I hope this helps you, it works for me.

getCartGoodsData(id) {

    const goodsIDs: string[] = [];

    return new Promise((resolve) => {
        .then(querySnapshot => {
          querySnapshot.forEach(doc => {

          const getDocs = goodsIDs.map((id: string) => {
            return this.fs.firestore.collection('goods').doc(id).get()
              .then((docData) => {
                return docData.data();

          Promise.all(getDocs).then((goods: Goods[]) => {

For the ones who want to do it using Angular, here is an example:

First some library imports are needed: (must be preinstalled)

import * as firebase from 'firebase/app'
import { AngularFirestore, AngularFirestoreCollection } from '@angular/fire/firestore'

Some configuration for the collection:

yourCollection: AngularFirestoreCollection;

    private _db : AngularFirestore,
) { 
    // this is your firestore collection
    this.yourCollection = this._db.collection('collectionName');

Here is the method to do the query: ('products_id' is an Array of ids)

getProducts(products_ids) {
    var queryId = firebase.firestore.FieldPath.documentId();
    this.yourCollection.ref.where(queryId, 'in', products_ids).get()
        .then(({ docs }) => {
            console.log(docs.map(doc => doc.data()))

This doesn't seem to be possible in Firestore at the moment. I don't understand why Alexander's answer is accepted, the solution he proposes just returns all the documents in the "users" collection.

Depending on what you need to do, you should look into duplicating the relevant data you need to display and only request a full document when needed.


Yes, it is possible. Sample in .NET SDK for Firestore:

/*List of document references, for example:
    List<DocumentReference> docRefList = YOUR_DOCUMENT_REFERENCE_LIST;
    // Required fields of documents, not necessary while fetching entire documents
    FieldMask fieldMask = new FieldMask(FIELD-1, FIELD-2, ...);
    // With field mask
    List<DocumentSnapshot> documentSnapshotsMasked = await FirestoreDb.GetAllSnapshotsAsync(docRefList, fieldMask);
    // Without field mask
    List<DocumentSnapshot>documentSnapshots = await FirestoreDb.GetAllSnapshotsAsync(docRefList);

Documentation in .NET:

  1. Get all snapshots

  2. Field mask

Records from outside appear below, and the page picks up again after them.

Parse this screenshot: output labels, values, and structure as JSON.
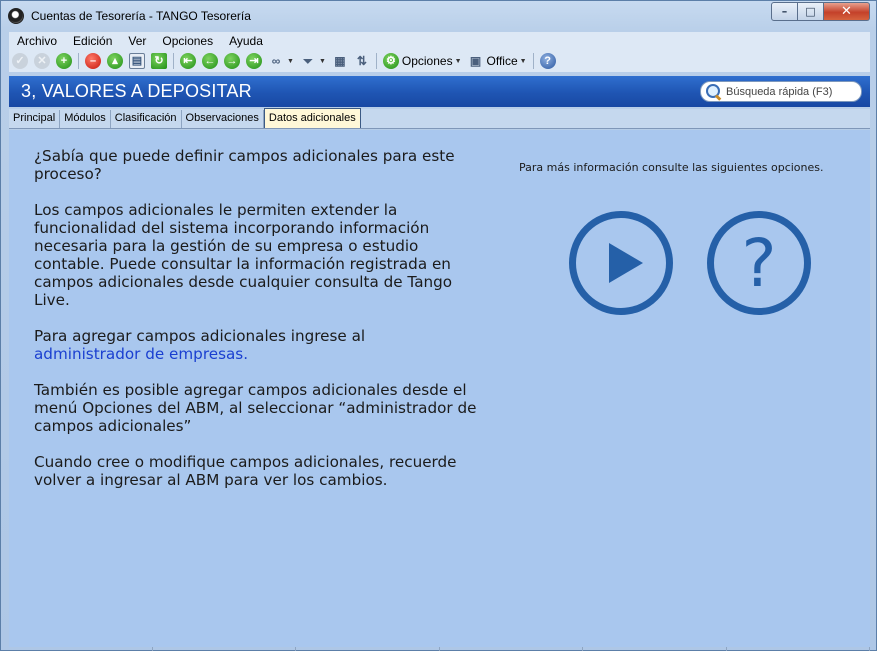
{
  "window": {
    "title": "Cuentas de Tesorería - TANGO Tesorería",
    "controls": {
      "minimize": "–",
      "maximize": "□",
      "close": "✕"
    }
  },
  "menu": [
    {
      "label": "Archivo"
    },
    {
      "label": "Edición"
    },
    {
      "label": "Ver"
    },
    {
      "label": "Opciones"
    },
    {
      "label": "Ayuda"
    }
  ],
  "toolbar": {
    "options_label": "Opciones",
    "office_label": "Office",
    "icons": [
      "check-icon",
      "cancel-icon",
      "add-icon",
      "delete-icon",
      "print-icon",
      "export-icon",
      "refresh-icon",
      "first-icon",
      "prev-icon",
      "next-icon",
      "last-icon",
      "binoculars-icon",
      "filter-icon",
      "grid-icon",
      "sort-icon",
      "options-icon",
      "office-icon",
      "help-icon"
    ]
  },
  "header": {
    "title": "3, VALORES A DEPOSITAR",
    "search_placeholder": "Búsqueda rápida (F3)"
  },
  "tabs": [
    {
      "label": "Principal",
      "active": false
    },
    {
      "label": "Módulos",
      "active": false
    },
    {
      "label": "Clasificación",
      "active": false
    },
    {
      "label": "Observaciones",
      "active": false
    },
    {
      "label": "Datos adicionales",
      "active": true
    }
  ],
  "content": {
    "question": "¿Sabía que puede definir campos adicionales para este proceso?",
    "paragraph1": "Los campos adicionales le permiten extender la funcionalidad del sistema incorporando información necesaria para la gestión de su empresa o estudio contable. Puede consultar la información registrada en campos adicionales desde cualquier consulta de Tango Live.",
    "paragraph2_prefix": "Para agregar campos adicionales ingrese al",
    "paragraph2_link": "administrador de empresas.",
    "paragraph3": "También es posible agregar campos adicionales desde el menú Opciones del ABM, al seleccionar “administrador de campos adicionales”",
    "paragraph4": "Cuando cree o modifique campos adicionales, recuerde volver a ingresar al ABM para ver los cambios.",
    "info": "Para más información consulte las siguientes opciones.",
    "help_glyph": "?"
  },
  "colors": {
    "header_blue": "#1f55b3",
    "accent_blue": "#2560a8",
    "link_blue": "#1a3fd0",
    "content_bg": "#a9c7ee"
  }
}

  • While this link may answer the question, it is better to include the essential parts of the answer here and provide the link for reference. Link-only answers can become invalid if the linked page changes. - From Review – Amir Dora. Jun 11 at 16:24
  • 1
    Yes, this totally answers the question. I have also added an example code snippet along with the reference links. – Om Palsanawala Jun 11 at 18:40

The best you can do is not use Promise.all as your client then must wait for .all the reads before proceeding.

Iterate the reads and let them resolve independently. On the client side, this probably boils down to the UI having several progress loader images resolve to values independently. However, this is better than freezing the whole client until .all the reads resolve.

Therefore, dump all the synchronous results to the view immediately, then let the asynchronous results come in as they resolve, individually. This may seem like petty distinction, but if your client has poor Internet connectivity (like I currently have at this coffee shop), freezing the whole client experience for several seconds will likely result in a 'this app sucks' experience.

  • 4
    It's asynchronous, there are plenty of use cases for using Promise.all... it doesn't necessarily have to "freeze" anything – you might need to wait for all the data before you're able to do something meaningful – Ryan Taylor Mar 8 '19 at 19:12
  • There are several use cases when you do need to load all of your data, therefore the wait (like a spinner with an appropriate message, no need to "freeze" any UI like you say) can be totally needed by Promise.all... It just really depends on what kind of products you are building here. These kind of comments are to my own opinion very irrelevant and there shouldn't be any "best" words in it. It really depends on every different use cases one can face and what your app is doing for the user. – schankam Jun 11 '19 at 4:44

Your Answer

By clicking “Post Your Answer”, you agree to our terms of service, privacy policy and cookie policy

Not the answer you're looking for? Browse other questions tagged or ask your own question.